Published January 14, 2013
Sept. 12, 2012: Phil Schiller, Apple’s senior vice president of worldwide marketing, speaks on stage during an introduction of the new iPhone 5 at an Apple event in San Francisco. (AP Photo/Eric Risberg)
Sept. 12, 2012: Phil Schiller, Apple’s senior vice president of worldwide marketing, gives prices of the iPhone 5 during an Apple event in San Francisco. (AP Photo/Jeff Chiu)
NEW YORK – Apple shares fell in premarket trading Monday after The Wall Street Journal reported that the company has cut its orders for iPhone 5 components due to weaker than expected demand.
The newspaper said two people it did not identify by name told it that Apple’s first-quarter orders for iPhone 5 screens have dropped to about half of what the company had planned.
The report said one of the people told the newspaper that the U.S.-based company has also cut orders for other components.

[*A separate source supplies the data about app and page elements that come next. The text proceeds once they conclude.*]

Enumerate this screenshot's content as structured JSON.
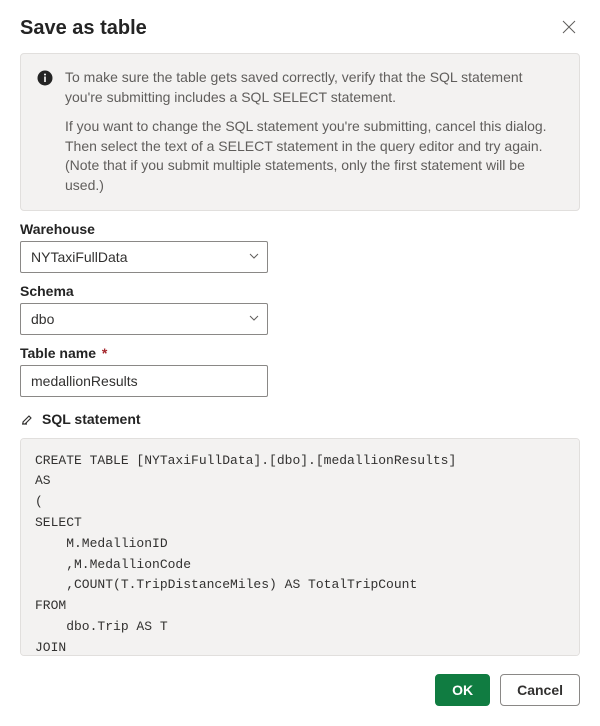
{
  "dialog": {
    "title": "Save as table",
    "info": {
      "p1": "To make sure the table gets saved correctly, verify that the SQL statement you're submitting includes a SQL SELECT statement.",
      "p2": "If you want to change the SQL statement you're submitting, cancel this dialog. Then select the text of a SELECT statement in the query editor and try again. (Note that if you submit multiple statements, only the first statement will be used.)"
    },
    "warehouse": {
      "label": "Warehouse",
      "value": "NYTaxiFullData"
    },
    "schema": {
      "label": "Schema",
      "value": "dbo"
    },
    "tableName": {
      "label": "Table name",
      "required": "*",
      "value": "medallionResults"
    },
    "sqlSection": {
      "label": "SQL statement",
      "code": "CREATE TABLE [NYTaxiFullData].[dbo].[medallionResults]\nAS\n(\nSELECT\n    M.MedallionID\n    ,M.MedallionCode\n    ,COUNT(T.TripDistanceMiles) AS TotalTripCount\nFROM\n    dbo.Trip AS T\nJOIN\n"
    },
    "buttons": {
      "ok": "OK",
      "cancel": "Cancel"
    }
  }
}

The Journal said it was told Apple notified the suppliers of the order cut last month.
Apple didn’t immediately return an email seeking comment before business hours Monday.
The move is a sign that sales of the new iPhone haven’t been as strong as previously expected and demand may be waning. It comes as the company has been facing increased competition from Samsung Electronics Co. and other makers of smartphones that run Google Inc.’s Android operating system.

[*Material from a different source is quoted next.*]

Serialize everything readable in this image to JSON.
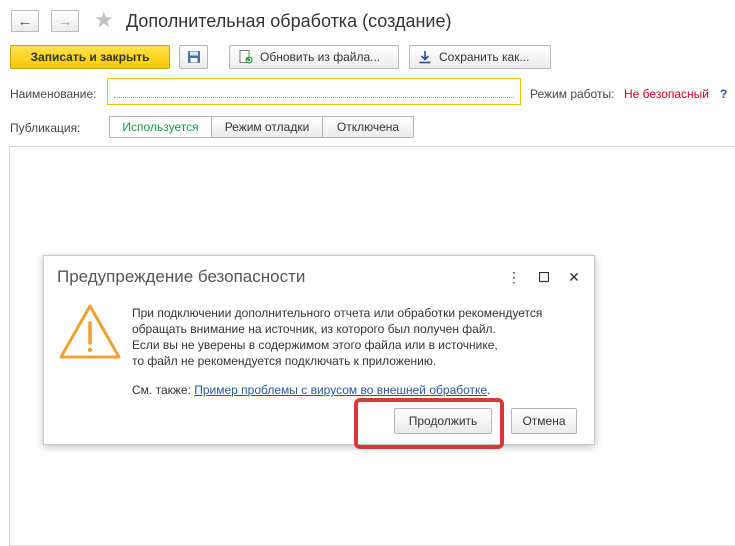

South Korea’s Samsung, which sells Android-based models at various price points, has already overtaken Apple as the world’s largest smartphone vendor by market share.
Android devices accounted for 75 percent of smartphone shipments during the three months ending in September, up from 58 percent at the same time in 2011, according to the research firm IDC. The iPhone’s share stood at 15 percent in September, up from 14 percent in the previous year.
Google says more than 500 million Android devices have been activated since the software’s release four years ago. By comparison, Apple had sold about 271 million iPhones through last September.
Apple Inc. shares dropped $17.45, or 3.4 percent, to $502.85 in premarket trading Monday.